Murdoch's News Corp to take aim at Google and Facebook
Google and Facebook are bracing for a fresh attack from the nation's largest media company, Rupert Murdoch's News Corp, which is expected to intensify its criticism of the digital duopoly for undermining traditional publishers.
News Corp will use a submission to the competition watchdog review to put further pressure on Google and Facebook, who are under fire globally for failing to stem the spread of fake news and for recent privacy breaches.
Submssions to the Australian Competition and Consumer Commission inquiry on the dominance of digital giants are expected to be released by the end of the week with Fairfax Media and Nine Entertainment Co also expected to participate.
Sources familiar with News Corp’s submission describe it as lengthy, strongly worded and aggressive.
News Corp controls pay TV group Foxtel, and owns a string of Australian newspapers including Sydney’s Daily Telegraph, Melbourne's Herald Sun and The Australian.
News Corp has waged a long campaign against Google and Facebook in recent years, arguing the two digital giants are unregulated, and profit from journalism without paying for it.
As recently as January, News Corp figurehead and executive chairman Rupert Murdoch called for a "carriage fees" to be imposed on the digital giants.
Such a proposal would be a similar arrangement to the US pay TV industry, where distributors such as cable providers Comcast and Time Warner Cable pay content creators like Murdoch’s Fox News to air their channels.
"The publishers are obviously enhancing the value and integrity of Facebook through their news and content but are not being adequately rewarded for those services," Mr Murdoch said in January.
The News Corp executive chairman's comments were in response to an announcement by Facebook that it would reduce the amount of news in a user's feed, in favour of content from friends and family.
News Corp chief executive Robert Thomson has also persistently criticised Google and Facebook, describing them as dyfunctional and calling on them to share revenue with publishers.
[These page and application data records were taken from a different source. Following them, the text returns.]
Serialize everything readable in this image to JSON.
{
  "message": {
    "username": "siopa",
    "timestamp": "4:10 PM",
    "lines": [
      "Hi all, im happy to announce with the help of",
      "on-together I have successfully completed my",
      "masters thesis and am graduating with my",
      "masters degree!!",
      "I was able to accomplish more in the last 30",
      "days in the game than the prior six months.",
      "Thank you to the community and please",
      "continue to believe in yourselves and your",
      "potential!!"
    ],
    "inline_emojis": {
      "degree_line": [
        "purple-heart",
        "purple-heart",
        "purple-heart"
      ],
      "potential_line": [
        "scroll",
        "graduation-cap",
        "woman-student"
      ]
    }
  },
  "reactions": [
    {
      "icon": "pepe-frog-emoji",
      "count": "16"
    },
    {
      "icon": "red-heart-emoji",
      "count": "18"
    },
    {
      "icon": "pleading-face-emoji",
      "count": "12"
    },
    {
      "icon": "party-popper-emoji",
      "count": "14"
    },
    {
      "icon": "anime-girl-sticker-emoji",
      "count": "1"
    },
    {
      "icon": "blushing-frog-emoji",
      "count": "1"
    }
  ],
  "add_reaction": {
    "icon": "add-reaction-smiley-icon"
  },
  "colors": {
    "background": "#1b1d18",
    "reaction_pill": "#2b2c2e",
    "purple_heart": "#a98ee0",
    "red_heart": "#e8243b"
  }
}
US digital giants are fearful of being regulated like media companies. Google and Facebook used their submissionsto the ACCC earlier this month to defend their role in the media.
Fairfax Media (publisher of The Sydney Morning Heraldand The Age) recently struck an advertising deal with Google.
In its own submission, it made a distinction between Google and other digital platforms. Fairfax said it had made “less progress” commercially with Facebook.
Despite an “exceptionally challenging” environment for journalism, Fairfax warns that asking the digital giants to pay for content, or for targeted taxes to subsidise public-interest journalism, was “impractical” and potentially risked editorial independence.
Fairfax described the role of digital platforms as “not entirely dissimilar” to the role of publishers and recommended that they should be “responsible for the content they amplify and distribute”.
The digital platforms have been increasingly uncomfortable about claims they are media companies rather than tech companies, with Facebook and Google regularly distancing themselves from the role of a publisher.